ABU DHABI, 21st November, 2022 (WAM) — World-class sporting events tend not to overlap on the same weekend in the same part of the world every year. So for sports fans around the world, especially local F1 and football lovers, this weekend in the Middle East will be of particular interest, commented a local newspaper.
“Just like in the UAE, fans eagerly await race day for the Abu Dhabi Grand Prix, and with all the teams involved in the World Cup arriving in Doha, the one-hour flight from the UAE to Qatar is exciting too. ,” the National Party said in an editorial on Monday.
Qatar’s hosting of the FIFA World Cup is a “historic milestone for all Arabs”, in the words of His Highness Sheikh Mohammed bin Rashid Al Maktoum, Vice President, Prime Minister and Ruler of Dubai.

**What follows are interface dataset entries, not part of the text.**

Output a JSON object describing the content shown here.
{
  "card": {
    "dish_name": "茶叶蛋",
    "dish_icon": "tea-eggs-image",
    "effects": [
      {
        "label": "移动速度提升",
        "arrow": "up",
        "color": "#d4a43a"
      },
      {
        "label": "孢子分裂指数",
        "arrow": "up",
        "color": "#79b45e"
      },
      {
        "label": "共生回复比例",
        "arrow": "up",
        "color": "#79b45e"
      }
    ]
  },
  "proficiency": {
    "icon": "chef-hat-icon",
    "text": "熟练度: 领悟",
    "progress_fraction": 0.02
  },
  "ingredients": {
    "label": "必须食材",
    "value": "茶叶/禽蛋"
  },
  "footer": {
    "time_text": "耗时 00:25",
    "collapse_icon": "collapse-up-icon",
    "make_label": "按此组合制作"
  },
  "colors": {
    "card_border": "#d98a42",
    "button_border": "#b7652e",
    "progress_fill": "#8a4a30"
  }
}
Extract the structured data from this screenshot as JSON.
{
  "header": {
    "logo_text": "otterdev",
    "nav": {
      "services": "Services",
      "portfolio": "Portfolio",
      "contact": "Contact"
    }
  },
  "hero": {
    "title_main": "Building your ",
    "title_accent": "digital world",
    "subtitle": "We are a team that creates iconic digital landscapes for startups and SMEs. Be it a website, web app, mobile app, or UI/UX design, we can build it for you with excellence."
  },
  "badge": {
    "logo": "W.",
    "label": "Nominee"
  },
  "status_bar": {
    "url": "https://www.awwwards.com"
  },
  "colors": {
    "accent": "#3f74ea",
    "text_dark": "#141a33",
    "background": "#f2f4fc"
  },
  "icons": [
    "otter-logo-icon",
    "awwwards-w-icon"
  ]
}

“Indeed, the point of this cultural moment is for the record books; if sports fans aren’t watching the game, they’re being sucked into the football craze. For the Arab world, a country with millions of fans and quite a few football clubs, it’s is a very prestigious issue and deserve the opportunity to show their best side. A huge positive of these events is the accompanying travel,” the newspaper continued.
Fans visiting a certain stadium in one Gulf country are likely to hop over to neighboring stadiums, as proximity is a good reason to enjoy the sights, experience the uniform hospitality, and the multiculturalism and cuisine that the entire region is known for.
In doing so, a crucial and rare opportunity also arises: fans of the tour are pleasantly surprised when oft-cited negative regional and cultural stereotypes are proven wrong. One of the benefits of tourism is that when preconceived assumptions don’t match reality, it often brings more authentic experiences back home, leading to a virtuous cycle of more tourists, more businesses and less biased impressions.
The daily added that “this is an opportunity for the Gulf region to showcase itself as tourists are likely to fly to the UAE, Oman and Bahrain.”
These world-class events are being held ‘at home’, an important chapter in sporting and cultural history and the undeniable pride of millions in the Middle East and North Africa. What is sometimes underestimated is the depth of football tradition that exists in the MENA region.
Whether it’s Arab ownership and funding that nurtures young talent at the global grassroots level, or the revival of world-renowned clubs that require financial resources and leadership, the list goes on and on.
The national team’s achievements on the field are also worthy of recognition, whether it is Egypt’s seven Africa Cup of Nations titles, or Iraq, Saudi Arabia and the United Arab Emirates’ impressive performances in the Asian Cup, Olympics and World Cup. These success stories stem from the robust club structures established in several of these countries. For example, there are five major clubs in the emirate of Abu Dhabi alone.
“Finally, the Middle East has been home to some of the biggest football events in recent years. It’s worth recalling that the UAE hosted the last Asian Cup in 2019. The World Cup should now be held in this neighbourhood, which is great for Qatar and the wider Arab world. It is really the icing on the cake,” Abu Dhabi Daily said.